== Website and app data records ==

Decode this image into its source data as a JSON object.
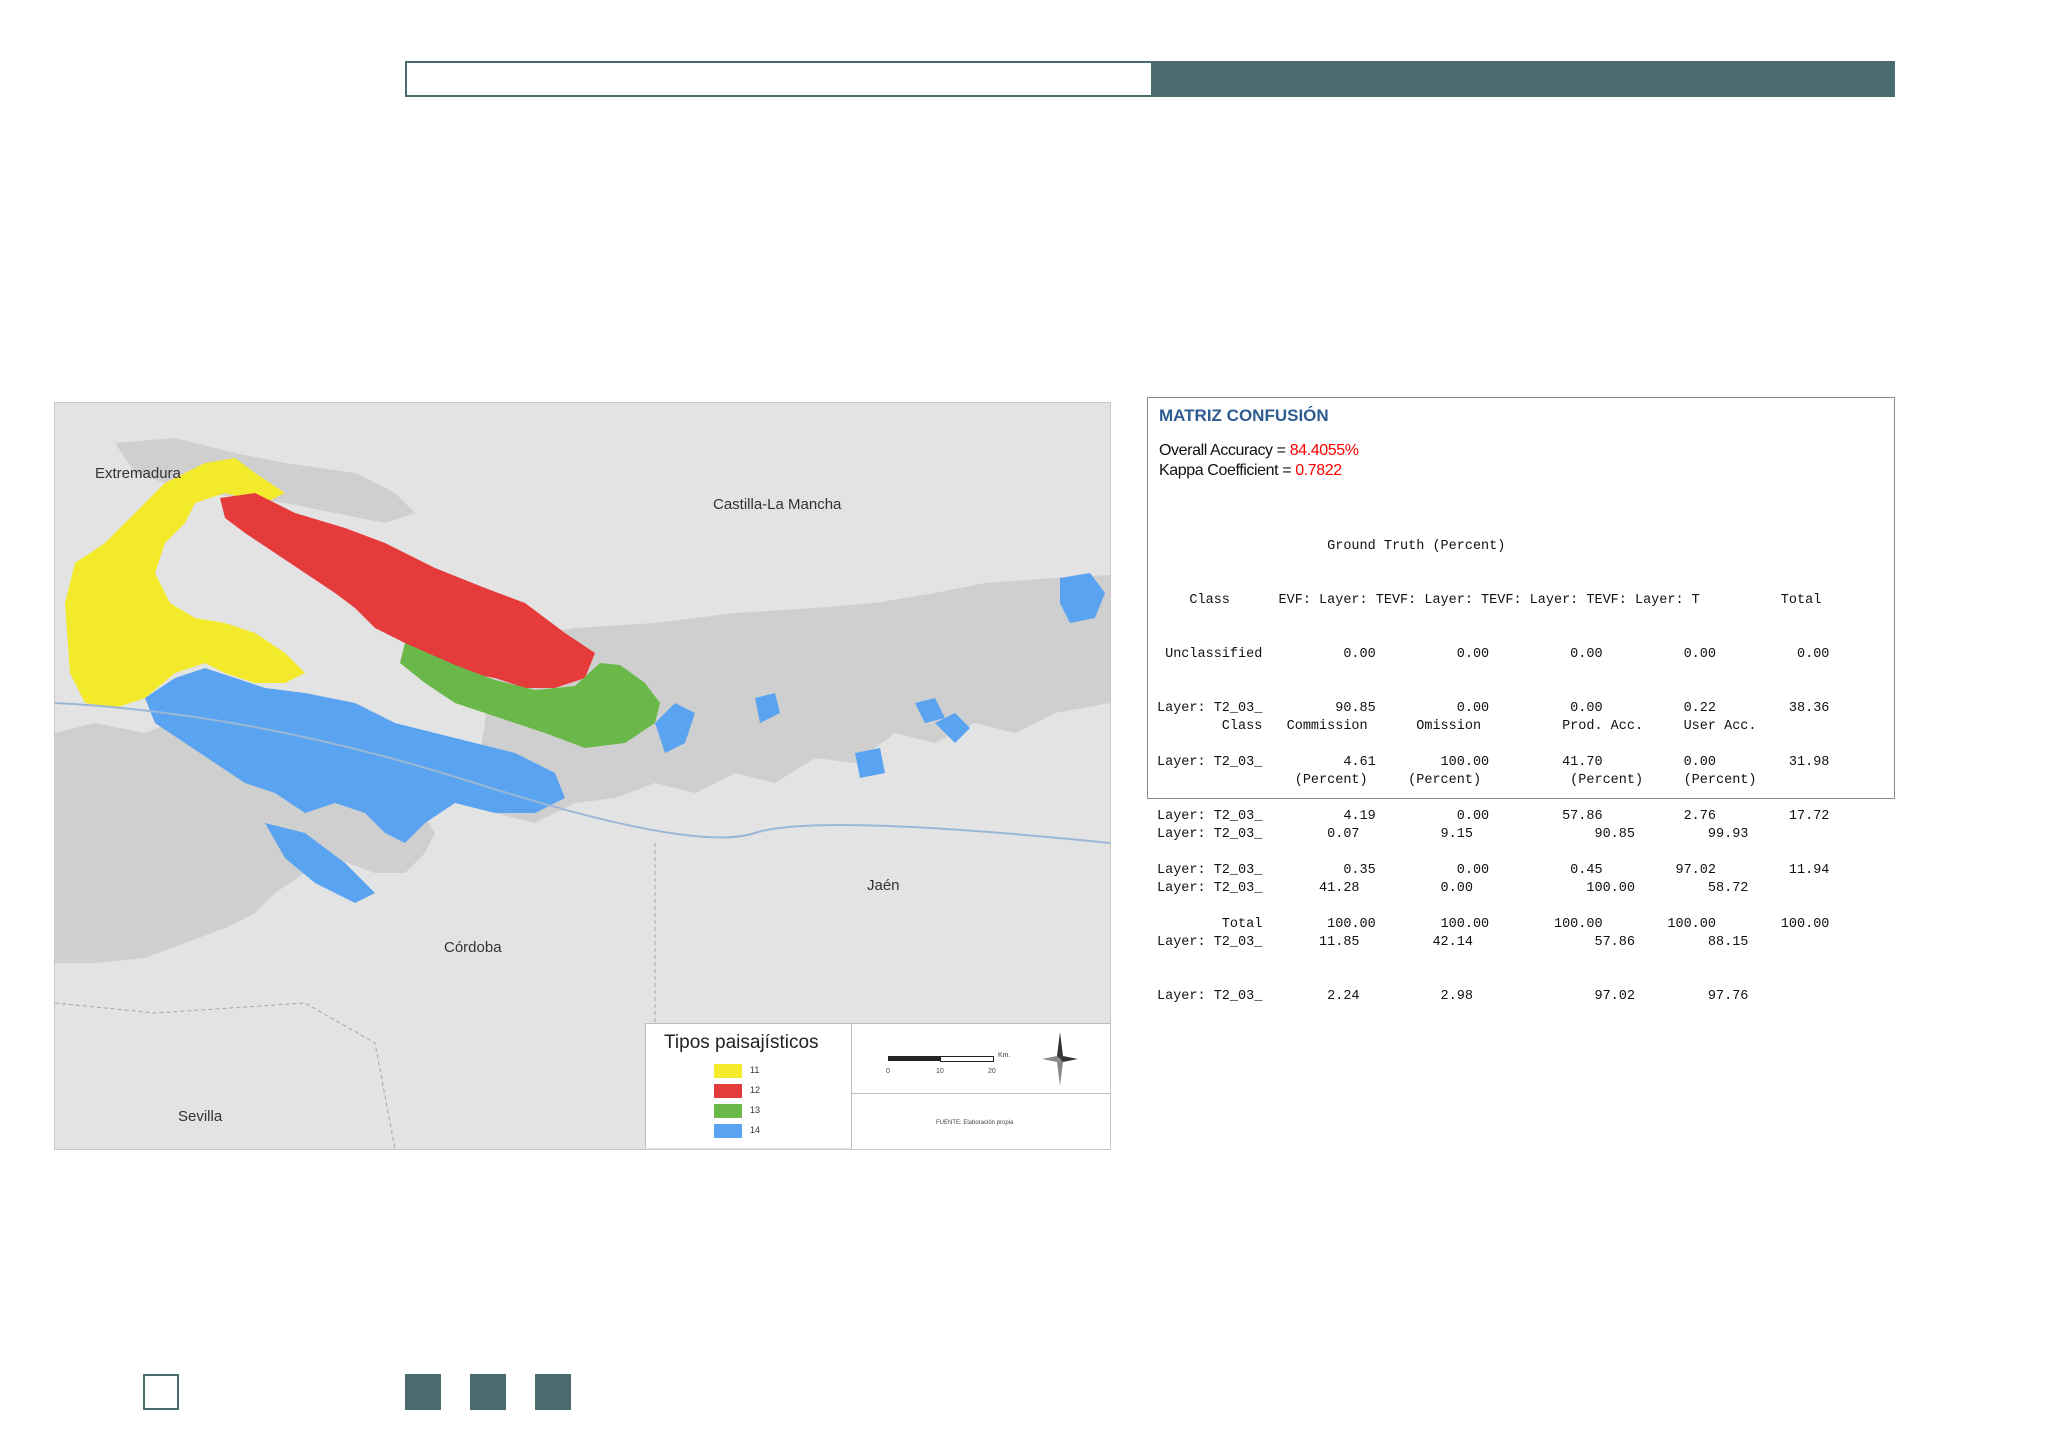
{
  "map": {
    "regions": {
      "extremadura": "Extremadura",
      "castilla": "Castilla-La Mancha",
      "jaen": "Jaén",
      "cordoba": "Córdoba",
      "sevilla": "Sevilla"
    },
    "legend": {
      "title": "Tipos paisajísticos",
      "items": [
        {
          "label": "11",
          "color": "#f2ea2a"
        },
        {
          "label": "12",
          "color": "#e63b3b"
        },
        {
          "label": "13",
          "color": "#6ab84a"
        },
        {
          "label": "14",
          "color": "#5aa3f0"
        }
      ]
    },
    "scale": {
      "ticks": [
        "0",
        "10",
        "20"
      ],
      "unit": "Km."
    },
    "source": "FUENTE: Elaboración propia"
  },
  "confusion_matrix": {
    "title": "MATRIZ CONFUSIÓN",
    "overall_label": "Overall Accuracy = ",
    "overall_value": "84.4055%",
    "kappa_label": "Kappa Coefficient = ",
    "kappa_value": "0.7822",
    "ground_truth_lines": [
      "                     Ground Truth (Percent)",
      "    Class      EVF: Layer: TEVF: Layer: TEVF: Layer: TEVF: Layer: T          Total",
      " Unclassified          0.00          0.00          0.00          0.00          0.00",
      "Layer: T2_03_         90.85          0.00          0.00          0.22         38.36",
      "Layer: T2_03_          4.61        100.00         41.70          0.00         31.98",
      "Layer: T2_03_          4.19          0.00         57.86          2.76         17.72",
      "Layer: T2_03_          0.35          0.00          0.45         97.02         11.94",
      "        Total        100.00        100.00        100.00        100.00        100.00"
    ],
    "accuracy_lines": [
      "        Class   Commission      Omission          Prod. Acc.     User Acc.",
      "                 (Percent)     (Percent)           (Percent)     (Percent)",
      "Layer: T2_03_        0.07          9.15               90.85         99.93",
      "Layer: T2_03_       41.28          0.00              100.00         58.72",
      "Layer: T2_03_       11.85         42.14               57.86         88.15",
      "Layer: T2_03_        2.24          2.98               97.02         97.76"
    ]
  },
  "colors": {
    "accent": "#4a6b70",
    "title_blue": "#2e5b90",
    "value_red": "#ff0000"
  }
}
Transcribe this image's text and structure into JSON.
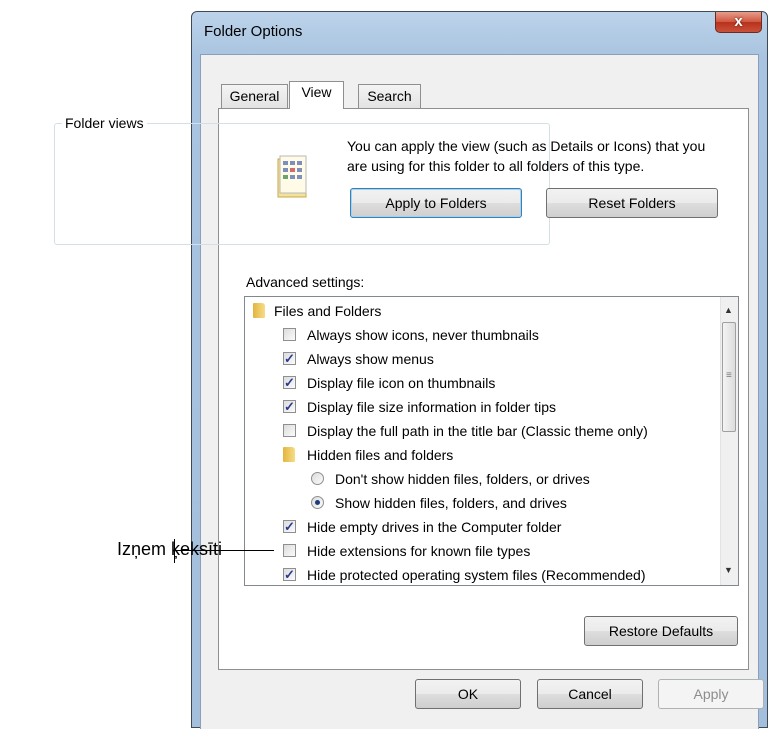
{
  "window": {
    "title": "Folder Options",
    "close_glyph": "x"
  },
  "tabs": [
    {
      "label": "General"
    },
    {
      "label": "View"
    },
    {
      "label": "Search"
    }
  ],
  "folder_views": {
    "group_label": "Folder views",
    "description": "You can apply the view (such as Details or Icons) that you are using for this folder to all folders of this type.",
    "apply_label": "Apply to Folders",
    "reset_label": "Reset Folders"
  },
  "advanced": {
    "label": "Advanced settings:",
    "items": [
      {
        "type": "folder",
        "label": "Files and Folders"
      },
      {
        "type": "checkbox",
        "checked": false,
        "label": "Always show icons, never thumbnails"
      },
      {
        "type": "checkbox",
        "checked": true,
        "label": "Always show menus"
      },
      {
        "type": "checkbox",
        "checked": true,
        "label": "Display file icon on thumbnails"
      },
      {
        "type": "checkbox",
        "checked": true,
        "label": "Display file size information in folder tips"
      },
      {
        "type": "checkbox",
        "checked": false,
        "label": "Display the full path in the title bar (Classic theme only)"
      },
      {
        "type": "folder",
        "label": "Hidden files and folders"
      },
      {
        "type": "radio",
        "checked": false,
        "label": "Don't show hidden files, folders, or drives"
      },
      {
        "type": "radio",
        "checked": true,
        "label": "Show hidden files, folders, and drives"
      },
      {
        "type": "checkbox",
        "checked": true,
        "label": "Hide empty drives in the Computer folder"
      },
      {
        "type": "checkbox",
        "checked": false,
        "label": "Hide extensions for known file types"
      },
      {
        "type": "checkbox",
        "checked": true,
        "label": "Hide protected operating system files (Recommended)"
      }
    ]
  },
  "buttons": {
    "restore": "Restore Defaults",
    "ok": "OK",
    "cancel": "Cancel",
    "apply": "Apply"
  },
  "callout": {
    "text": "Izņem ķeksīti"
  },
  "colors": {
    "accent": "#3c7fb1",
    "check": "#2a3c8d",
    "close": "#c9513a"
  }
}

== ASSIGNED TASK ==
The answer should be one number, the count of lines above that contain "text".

== SOLVED EXERCISE ==
2